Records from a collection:
%%

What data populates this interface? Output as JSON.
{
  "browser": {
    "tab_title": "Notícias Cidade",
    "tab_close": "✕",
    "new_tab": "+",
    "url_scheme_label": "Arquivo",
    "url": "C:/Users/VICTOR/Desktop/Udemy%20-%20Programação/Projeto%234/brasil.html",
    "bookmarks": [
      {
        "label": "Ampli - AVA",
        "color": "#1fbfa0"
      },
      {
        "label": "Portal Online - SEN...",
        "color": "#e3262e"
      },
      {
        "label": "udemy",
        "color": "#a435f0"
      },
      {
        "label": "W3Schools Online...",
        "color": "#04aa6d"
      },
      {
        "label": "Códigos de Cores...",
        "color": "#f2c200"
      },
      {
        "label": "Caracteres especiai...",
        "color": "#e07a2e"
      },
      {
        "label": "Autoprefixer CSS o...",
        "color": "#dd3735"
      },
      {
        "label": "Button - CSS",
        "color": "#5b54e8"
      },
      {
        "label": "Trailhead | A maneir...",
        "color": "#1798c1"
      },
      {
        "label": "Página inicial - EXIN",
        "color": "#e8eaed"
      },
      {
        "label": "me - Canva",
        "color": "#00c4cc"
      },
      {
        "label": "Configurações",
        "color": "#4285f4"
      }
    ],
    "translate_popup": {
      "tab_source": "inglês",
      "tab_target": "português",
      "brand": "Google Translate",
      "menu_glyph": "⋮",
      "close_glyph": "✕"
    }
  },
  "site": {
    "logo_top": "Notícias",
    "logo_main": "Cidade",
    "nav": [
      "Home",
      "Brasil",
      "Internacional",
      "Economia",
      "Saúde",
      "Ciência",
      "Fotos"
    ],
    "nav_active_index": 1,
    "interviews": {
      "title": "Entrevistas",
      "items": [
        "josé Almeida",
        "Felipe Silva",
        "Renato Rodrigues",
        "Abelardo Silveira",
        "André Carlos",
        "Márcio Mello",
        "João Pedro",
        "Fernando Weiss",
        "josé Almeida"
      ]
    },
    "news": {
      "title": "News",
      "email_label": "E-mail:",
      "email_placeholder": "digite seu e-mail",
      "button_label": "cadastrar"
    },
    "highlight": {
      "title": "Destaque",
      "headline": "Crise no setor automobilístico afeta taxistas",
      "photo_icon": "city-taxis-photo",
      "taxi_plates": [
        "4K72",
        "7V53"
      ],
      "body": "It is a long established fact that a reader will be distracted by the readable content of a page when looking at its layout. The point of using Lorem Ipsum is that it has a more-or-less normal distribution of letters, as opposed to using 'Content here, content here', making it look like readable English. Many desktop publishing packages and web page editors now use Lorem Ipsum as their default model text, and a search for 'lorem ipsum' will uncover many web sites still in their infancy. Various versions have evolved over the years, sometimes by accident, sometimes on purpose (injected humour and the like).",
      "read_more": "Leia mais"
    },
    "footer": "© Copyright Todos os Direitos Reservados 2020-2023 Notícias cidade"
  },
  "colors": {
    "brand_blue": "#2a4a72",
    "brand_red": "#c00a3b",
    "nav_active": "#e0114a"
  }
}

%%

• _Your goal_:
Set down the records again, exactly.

• _Written answer_:
What data populates this interface? Output as JSON.
{
  "browser": {
    "tab_title": "Notícias Cidade",
    "tab_close": "✕",
    "new_tab": "+",
    "url_scheme_label": "Arquivo",
    "url": "C:/Users/VICTOR/Desktop/Udemy%20-%20Programação/Projeto%234/brasil.html",
    "bookmarks": [
      {
        "label": "Ampli - AVA",
        "color": "#1fbfa0"
      },
      {
        "label": "Portal Online - SEN...",
        "color": "#e3262e"
      },
      {
        "label": "udemy",
        "color": "#a435f0"
      },
      {
        "label": "W3Schools Online...",
        "color": "#04aa6d"
      },
      {
        "label": "Códigos de Cores...",
        "color": "#f2c200"
      },
      {
        "label": "Caracteres especiai...",
        "color": "#e07a2e"
      },
      {
        "label": "Autoprefixer CSS o...",
        "color": "#dd3735"
      },
      {
        "label": "Button - CSS",
        "color": "#5b54e8"
      },
      {
        "label": "Trailhead | A maneir...",
        "color": "#1798c1"
      },
      {
        "label": "Página inicial - EXIN",
        "color": "#e8eaed"
      },
      {
        "label": "me - Canva",
        "color": "#00c4cc"
      },
      {
        "label": "Configurações",
        "color": "#4285f4"
      }
    ],
    "translate_popup": {
      "tab_source": "inglês",
      "tab_target": "português",
      "brand": "Google Translate",
      "menu_glyph": "⋮",
      "close_glyph": "✕"
    }
  },
  "site": {
    "logo_top": "Notícias",
    "logo_main": "Cidade",
    "nav": [
      "Home",
      "Brasil",
      "Internacional",
      "Economia",
      "Saúde",
      "Ciência",
      "Fotos"
    ],
    "nav_active_index": 1,
    "interviews": {
      "title": "Entrevistas",
      "items": [
        "josé Almeida",
        "Felipe Silva",
        "Renato Rodrigues",
        "Abelardo Silveira",
        "André Carlos",
        "Márcio Mello",
        "João Pedro",
        "Fernando Weiss",
        "josé Almeida"
      ]
    },
    "news": {
      "title": "News",
      "email_label": "E-mail:",
      "email_placeholder": "digite seu e-mail",
      "button_label": "cadastrar"
    },
    "highlight": {
      "title": "Destaque",
      "headline": "Crise no setor automobilístico afeta taxistas",
      "photo_icon": "city-taxis-photo",
      "taxi_plates": [
        "4K72",
        "7V53"
      ],
      "body": "It is a long established fact that a reader will be distracted by the readable content of a page when looking at its layout. The point of using Lorem Ipsum is that it has a more-or-less normal distribution of letters, as opposed to using 'Content here, content here', making it look like readable English. Many desktop publishing packages and web page editors now use Lorem Ipsum as their default model text, and a search for 'lorem ipsum' will uncover many web sites still in their infancy. Various versions have evolved over the years, sometimes by accident, sometimes on purpose (injected humour and the like).",
      "read_more": "Leia mais"
    },
    "footer": "© Copyright Todos os Direitos Reservados 2020-2023 Notícias cidade"
  },
  "colors": {
    "brand_blue": "#2a4a72",
    "brand_red": "#c00a3b",
    "nav_active": "#e0114a"
  }
}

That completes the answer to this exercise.